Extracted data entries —
##########

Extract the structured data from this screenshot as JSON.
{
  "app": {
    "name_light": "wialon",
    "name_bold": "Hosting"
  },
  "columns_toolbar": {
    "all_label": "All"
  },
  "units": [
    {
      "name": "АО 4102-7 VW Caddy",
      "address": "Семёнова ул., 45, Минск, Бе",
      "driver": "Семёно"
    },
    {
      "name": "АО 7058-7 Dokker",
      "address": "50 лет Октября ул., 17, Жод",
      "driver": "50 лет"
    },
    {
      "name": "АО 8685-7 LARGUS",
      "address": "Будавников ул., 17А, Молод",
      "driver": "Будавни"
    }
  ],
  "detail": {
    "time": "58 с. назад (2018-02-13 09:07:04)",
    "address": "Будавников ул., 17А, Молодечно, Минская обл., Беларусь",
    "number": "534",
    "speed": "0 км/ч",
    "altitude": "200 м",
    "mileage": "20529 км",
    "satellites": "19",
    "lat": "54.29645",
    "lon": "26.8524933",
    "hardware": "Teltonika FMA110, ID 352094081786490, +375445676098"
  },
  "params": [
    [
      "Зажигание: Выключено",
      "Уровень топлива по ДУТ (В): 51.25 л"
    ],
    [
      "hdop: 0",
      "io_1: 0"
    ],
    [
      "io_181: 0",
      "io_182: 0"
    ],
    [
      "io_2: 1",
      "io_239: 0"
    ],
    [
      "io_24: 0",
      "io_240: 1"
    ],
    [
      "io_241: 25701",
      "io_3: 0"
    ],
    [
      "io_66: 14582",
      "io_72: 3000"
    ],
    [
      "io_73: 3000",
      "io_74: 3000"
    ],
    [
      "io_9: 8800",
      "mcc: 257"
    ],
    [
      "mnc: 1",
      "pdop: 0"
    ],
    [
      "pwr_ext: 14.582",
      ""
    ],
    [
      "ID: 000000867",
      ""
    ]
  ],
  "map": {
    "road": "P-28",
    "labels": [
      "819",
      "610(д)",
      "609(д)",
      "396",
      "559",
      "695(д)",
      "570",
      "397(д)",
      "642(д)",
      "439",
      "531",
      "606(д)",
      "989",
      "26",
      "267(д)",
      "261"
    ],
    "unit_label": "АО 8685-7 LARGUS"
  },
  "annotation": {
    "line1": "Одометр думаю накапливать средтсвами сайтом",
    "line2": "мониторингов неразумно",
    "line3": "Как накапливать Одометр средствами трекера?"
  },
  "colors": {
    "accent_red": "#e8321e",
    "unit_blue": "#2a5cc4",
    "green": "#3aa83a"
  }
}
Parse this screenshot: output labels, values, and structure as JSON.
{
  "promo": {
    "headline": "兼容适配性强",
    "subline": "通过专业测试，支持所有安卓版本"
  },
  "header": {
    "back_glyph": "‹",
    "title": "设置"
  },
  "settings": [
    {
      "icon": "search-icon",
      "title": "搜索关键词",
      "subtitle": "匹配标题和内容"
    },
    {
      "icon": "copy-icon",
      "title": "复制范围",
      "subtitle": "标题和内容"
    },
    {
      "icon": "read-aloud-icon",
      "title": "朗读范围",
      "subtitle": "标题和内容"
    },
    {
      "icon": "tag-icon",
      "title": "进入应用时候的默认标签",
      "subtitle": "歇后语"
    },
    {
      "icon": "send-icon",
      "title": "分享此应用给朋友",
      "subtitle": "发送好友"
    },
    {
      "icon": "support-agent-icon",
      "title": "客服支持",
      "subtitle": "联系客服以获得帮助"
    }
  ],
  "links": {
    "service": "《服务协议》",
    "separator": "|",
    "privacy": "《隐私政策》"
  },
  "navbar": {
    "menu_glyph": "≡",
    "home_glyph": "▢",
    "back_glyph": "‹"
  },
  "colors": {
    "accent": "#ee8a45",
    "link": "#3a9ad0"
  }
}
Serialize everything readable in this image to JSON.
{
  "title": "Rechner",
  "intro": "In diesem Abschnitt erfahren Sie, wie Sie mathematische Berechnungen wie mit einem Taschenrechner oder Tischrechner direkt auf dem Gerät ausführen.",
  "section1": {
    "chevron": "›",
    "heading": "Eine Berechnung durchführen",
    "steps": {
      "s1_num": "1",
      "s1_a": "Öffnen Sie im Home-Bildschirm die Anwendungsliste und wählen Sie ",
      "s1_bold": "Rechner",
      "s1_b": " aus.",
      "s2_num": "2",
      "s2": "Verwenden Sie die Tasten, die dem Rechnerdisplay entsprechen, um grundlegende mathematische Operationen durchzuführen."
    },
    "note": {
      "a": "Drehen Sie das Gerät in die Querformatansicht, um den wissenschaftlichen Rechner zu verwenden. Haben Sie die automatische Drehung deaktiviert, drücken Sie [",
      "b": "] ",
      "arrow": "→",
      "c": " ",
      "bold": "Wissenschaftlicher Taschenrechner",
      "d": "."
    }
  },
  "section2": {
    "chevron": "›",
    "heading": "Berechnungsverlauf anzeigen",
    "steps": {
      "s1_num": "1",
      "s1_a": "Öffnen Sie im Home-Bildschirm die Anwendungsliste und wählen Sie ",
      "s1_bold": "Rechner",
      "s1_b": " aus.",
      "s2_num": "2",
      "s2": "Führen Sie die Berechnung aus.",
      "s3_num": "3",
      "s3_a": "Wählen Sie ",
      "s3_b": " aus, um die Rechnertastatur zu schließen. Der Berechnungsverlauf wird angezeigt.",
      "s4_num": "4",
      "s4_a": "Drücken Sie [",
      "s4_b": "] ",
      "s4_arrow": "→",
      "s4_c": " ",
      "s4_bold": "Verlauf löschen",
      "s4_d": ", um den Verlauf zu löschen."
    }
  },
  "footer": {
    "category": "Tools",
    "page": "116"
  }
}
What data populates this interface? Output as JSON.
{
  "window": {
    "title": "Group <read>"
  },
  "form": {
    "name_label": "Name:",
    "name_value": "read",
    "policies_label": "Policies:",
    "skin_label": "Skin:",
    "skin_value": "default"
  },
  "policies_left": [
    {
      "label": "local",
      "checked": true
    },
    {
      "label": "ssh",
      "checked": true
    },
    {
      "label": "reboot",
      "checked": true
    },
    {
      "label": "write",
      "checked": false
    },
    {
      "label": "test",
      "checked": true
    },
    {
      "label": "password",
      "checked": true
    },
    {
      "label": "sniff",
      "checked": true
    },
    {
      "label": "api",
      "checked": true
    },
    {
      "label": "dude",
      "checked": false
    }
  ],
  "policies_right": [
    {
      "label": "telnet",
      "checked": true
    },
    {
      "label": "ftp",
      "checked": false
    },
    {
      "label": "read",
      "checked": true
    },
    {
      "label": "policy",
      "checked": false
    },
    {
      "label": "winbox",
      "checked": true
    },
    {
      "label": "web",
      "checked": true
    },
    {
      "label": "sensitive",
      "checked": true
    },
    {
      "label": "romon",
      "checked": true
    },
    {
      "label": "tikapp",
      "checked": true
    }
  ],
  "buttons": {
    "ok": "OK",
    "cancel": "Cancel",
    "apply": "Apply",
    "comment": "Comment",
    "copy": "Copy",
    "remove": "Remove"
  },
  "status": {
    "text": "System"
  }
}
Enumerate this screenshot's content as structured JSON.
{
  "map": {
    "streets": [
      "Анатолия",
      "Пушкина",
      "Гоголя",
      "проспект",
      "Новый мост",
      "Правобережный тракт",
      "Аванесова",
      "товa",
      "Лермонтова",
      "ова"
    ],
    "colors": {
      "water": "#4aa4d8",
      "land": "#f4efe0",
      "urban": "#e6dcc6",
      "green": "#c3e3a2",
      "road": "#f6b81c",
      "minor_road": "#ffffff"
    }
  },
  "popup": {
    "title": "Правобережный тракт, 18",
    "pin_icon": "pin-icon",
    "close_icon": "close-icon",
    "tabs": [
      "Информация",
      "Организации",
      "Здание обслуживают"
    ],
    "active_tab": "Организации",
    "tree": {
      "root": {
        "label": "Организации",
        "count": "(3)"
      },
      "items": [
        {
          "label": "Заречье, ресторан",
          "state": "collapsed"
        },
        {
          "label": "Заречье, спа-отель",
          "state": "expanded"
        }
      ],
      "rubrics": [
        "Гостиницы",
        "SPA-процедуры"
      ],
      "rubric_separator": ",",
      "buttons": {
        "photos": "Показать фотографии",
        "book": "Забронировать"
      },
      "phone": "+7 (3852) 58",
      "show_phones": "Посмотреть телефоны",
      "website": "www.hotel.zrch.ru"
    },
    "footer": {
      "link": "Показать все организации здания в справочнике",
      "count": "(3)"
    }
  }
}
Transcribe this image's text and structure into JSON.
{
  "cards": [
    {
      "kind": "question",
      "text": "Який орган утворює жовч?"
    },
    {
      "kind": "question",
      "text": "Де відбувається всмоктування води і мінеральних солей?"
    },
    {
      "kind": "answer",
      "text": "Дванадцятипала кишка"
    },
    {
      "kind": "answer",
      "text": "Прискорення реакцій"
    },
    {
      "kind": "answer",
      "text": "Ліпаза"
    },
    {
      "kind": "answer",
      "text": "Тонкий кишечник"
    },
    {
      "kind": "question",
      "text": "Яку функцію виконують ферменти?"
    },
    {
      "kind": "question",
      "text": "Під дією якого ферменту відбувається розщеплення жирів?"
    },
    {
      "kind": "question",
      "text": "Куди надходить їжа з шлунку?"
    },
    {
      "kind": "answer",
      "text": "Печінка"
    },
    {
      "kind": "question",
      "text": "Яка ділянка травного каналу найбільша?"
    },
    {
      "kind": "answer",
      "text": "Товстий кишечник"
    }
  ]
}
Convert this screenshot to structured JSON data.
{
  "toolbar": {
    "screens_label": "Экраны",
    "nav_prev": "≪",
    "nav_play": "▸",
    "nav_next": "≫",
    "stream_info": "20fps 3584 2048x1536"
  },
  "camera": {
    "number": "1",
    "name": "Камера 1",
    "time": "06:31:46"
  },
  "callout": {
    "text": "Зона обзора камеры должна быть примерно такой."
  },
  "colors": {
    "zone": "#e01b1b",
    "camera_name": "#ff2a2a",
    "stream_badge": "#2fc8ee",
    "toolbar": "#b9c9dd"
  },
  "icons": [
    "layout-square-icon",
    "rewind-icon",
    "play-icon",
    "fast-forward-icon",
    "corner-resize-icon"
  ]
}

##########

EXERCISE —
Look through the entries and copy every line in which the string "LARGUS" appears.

SOLUTION TO THE EXERCISE —
      "name": "АО 8685-7 LARGUS",
    "unit_label": "АО 8685-7 LARGUS"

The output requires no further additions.